Get the Race Guide
It's our tenth year running at Zion and our tenth year as a company. Zion is the backyard for many of our staff, so this national park holds an extra special place in our hearts. Our roots run deep here and we can't wait to share this incredible landscape with you.
As you finalize your training and wrap-up the physical elements of preparing for this half marathon, we ask that you also prepare your travel and logistics. We've put together a race guide to help you know what to expect on race weekend.
For all of the race details, please check out the Race Guide and podcast. The podcast is an audio version of the race guide and provides the same great information in a fun, lively one-hour listen. Pop it on while you run errands, fold laundry, or whatever mundane task you need to spice up! The standard digital race guide will allow you to see where the expo is, where to park, etc. We recommend that you pay attention to these pages:
- Page 2-3: Race Expo + Bib Pick-up
- Page 4-5: Race Details
- Page 5: Map + Elevation
- Page 6: Parking + Spectator Info
On race day, you may notice some people with different markings on their bib. If you look at the special indication area of the bib, you may see our Wander Project logo (a small teal circle in the top right corner), they are running as part of our Charity Bib Program.
Charity Bib athletes fundraise for their race registration. They have the option of fundraising for one of our official partners, or they can fundraise for a cause of their choice. It's a great way to add a little extra "oomph" to your running journey and it helps a wide variety of deserving causes.
To learn more about how to run with a Charity Bib or to support some of our existing athletes, visit this page!
In and around Zion National Park, archaeological evidence is found of Native Americans from the Archaic culture, from Ancestral Puebloan (Anasazi) and Fremont cultures, and most recently from Southern Paiute culture. The Paiute called this place Mukuntuweap.

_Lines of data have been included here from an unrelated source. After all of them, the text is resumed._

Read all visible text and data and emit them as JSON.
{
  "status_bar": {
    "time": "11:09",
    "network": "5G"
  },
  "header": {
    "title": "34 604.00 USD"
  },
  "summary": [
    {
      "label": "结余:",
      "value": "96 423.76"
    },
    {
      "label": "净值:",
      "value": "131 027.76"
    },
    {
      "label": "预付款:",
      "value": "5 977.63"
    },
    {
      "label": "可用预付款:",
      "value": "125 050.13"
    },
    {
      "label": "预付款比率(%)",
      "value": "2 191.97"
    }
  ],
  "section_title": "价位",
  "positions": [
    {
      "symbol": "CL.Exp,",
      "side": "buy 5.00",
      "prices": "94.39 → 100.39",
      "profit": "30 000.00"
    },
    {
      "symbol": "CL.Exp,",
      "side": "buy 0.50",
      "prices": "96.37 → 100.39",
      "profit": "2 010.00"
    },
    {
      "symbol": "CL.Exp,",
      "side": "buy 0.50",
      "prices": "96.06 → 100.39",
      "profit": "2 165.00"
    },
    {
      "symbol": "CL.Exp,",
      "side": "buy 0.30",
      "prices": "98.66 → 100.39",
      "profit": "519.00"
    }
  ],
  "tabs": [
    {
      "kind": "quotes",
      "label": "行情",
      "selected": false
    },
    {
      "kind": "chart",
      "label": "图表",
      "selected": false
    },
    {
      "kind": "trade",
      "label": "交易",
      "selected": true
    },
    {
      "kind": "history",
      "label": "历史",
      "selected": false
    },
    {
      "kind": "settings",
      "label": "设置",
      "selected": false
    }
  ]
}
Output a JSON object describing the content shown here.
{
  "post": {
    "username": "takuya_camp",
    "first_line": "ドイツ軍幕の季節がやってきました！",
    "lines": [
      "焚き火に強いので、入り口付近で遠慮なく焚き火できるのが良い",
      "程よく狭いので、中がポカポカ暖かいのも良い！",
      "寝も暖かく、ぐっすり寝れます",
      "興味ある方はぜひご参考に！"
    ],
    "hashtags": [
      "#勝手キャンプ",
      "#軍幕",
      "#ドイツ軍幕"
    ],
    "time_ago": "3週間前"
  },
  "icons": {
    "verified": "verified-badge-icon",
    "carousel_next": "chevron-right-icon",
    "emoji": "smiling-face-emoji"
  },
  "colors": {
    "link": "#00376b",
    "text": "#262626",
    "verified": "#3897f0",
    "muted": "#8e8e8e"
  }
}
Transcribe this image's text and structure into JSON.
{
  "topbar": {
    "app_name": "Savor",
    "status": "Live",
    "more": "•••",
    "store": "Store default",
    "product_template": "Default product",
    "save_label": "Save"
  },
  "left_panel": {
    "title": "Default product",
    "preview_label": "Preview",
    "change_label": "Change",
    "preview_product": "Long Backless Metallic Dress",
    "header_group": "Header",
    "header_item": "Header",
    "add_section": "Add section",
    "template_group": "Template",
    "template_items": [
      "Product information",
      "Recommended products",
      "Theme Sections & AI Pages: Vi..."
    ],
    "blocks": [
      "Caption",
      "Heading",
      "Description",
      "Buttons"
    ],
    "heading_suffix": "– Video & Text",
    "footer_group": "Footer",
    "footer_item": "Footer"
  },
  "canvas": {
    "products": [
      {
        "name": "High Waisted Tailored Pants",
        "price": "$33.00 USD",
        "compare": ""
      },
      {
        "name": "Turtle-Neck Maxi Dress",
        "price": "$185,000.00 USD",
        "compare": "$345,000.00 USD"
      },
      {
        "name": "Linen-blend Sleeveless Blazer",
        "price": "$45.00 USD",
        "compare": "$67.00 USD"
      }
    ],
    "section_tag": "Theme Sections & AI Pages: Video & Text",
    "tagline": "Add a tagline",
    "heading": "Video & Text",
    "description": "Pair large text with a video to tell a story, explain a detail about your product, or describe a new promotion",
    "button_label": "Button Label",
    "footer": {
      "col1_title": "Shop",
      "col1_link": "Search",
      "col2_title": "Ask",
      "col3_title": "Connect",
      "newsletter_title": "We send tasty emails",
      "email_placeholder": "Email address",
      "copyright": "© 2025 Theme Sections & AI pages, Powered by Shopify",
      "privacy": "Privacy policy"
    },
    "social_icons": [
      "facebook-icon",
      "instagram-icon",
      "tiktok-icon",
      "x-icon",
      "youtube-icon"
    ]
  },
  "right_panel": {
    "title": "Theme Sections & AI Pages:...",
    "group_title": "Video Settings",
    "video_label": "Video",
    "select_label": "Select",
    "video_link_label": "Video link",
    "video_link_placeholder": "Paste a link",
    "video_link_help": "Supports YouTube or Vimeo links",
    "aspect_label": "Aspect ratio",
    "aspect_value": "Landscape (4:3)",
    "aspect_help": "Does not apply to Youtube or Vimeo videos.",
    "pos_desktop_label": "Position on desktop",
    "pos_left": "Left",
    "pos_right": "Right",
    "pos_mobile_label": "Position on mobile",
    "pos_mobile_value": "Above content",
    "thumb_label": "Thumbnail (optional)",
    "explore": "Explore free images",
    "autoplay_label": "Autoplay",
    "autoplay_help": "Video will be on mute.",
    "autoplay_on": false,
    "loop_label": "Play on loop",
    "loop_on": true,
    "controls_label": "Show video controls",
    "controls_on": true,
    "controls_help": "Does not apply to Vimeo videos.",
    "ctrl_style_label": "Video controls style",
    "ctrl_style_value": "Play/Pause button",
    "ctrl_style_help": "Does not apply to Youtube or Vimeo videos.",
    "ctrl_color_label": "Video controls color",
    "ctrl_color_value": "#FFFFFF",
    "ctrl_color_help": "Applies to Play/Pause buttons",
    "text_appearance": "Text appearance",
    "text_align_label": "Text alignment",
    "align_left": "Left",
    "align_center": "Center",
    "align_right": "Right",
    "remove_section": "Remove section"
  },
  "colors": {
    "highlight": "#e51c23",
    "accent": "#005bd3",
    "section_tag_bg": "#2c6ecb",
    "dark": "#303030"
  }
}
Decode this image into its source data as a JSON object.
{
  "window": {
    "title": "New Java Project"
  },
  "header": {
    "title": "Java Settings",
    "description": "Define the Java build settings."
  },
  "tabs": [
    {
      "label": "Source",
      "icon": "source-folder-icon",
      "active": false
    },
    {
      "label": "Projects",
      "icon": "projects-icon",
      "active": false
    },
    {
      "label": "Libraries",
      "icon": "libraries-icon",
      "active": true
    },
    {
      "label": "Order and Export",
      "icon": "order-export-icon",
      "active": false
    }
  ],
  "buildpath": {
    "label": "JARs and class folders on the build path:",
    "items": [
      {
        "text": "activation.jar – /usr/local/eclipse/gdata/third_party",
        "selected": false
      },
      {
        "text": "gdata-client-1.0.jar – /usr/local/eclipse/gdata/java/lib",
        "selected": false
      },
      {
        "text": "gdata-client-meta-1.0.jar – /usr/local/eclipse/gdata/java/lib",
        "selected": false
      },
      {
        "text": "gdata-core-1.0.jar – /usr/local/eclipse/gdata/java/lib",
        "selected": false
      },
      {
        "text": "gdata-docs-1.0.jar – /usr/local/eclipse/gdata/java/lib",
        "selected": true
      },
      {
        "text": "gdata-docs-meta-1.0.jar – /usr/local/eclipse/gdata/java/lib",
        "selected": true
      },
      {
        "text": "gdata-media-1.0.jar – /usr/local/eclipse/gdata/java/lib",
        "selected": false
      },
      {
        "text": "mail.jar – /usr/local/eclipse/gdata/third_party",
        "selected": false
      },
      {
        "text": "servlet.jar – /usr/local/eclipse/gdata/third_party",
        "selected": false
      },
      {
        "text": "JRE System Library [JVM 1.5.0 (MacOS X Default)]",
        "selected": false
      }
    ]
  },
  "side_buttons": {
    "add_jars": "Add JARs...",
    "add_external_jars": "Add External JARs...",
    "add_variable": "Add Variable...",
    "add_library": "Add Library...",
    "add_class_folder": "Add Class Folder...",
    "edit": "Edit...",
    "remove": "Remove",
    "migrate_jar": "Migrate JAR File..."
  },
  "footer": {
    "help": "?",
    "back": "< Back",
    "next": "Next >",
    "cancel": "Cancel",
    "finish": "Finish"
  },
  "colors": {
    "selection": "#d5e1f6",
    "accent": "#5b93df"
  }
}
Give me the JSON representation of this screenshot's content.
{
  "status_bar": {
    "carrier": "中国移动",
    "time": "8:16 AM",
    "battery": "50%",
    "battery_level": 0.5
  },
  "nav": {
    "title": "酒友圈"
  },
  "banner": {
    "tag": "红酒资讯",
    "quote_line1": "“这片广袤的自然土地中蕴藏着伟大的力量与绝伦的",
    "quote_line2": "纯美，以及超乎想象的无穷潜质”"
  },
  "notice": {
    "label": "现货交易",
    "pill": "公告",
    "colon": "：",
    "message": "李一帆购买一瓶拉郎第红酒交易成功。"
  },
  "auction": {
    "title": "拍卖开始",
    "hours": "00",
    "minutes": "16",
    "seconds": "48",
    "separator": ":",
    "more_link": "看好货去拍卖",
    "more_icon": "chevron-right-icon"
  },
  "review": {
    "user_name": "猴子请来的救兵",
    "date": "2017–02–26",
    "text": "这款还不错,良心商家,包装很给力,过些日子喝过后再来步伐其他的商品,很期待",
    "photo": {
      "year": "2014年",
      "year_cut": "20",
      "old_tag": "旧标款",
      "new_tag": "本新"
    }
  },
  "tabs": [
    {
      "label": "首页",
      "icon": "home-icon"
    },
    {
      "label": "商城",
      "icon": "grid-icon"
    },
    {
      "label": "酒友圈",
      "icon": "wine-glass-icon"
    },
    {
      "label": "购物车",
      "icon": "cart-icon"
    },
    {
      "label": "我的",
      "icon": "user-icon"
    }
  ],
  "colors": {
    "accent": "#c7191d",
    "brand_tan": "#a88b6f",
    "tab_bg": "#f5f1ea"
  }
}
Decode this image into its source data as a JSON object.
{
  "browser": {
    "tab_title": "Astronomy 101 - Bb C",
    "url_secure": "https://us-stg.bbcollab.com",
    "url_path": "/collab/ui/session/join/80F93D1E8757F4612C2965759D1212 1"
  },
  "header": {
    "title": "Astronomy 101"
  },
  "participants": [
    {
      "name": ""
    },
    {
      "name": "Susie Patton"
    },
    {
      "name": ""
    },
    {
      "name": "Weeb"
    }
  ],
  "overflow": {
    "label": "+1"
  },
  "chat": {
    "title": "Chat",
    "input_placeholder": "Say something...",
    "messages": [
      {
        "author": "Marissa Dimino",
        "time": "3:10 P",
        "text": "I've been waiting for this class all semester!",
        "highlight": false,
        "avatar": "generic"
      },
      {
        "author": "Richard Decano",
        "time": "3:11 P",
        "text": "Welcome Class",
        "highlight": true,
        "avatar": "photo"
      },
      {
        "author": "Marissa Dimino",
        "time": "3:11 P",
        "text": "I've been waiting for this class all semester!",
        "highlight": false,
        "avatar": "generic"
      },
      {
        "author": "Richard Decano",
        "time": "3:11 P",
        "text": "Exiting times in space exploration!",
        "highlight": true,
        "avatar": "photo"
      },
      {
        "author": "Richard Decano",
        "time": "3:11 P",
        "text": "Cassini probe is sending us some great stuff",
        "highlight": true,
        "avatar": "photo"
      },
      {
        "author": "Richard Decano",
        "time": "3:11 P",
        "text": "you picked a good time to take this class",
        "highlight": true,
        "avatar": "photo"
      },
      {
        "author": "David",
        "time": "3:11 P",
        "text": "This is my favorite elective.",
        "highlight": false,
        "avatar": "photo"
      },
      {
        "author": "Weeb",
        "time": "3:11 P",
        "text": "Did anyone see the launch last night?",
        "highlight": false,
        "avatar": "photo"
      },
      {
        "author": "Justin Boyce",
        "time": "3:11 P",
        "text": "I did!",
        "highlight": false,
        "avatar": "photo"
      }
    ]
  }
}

Mukkuntuweap is believed to mean “straight canyon” or “straight river,” though there is also record that the Paiute more frequently referred to the canyon as “Loogoon” which means “quiver of arrows”).
Today a hike to Zion Canyon Overlook may give you a glimpse of this “straight canyon” that inspired the name.
- For 24% of you, this will be your first half marathon
- 59% of you have never been to Zion National Park - Welcome!
- We have runners from 4 countries and all 50 states!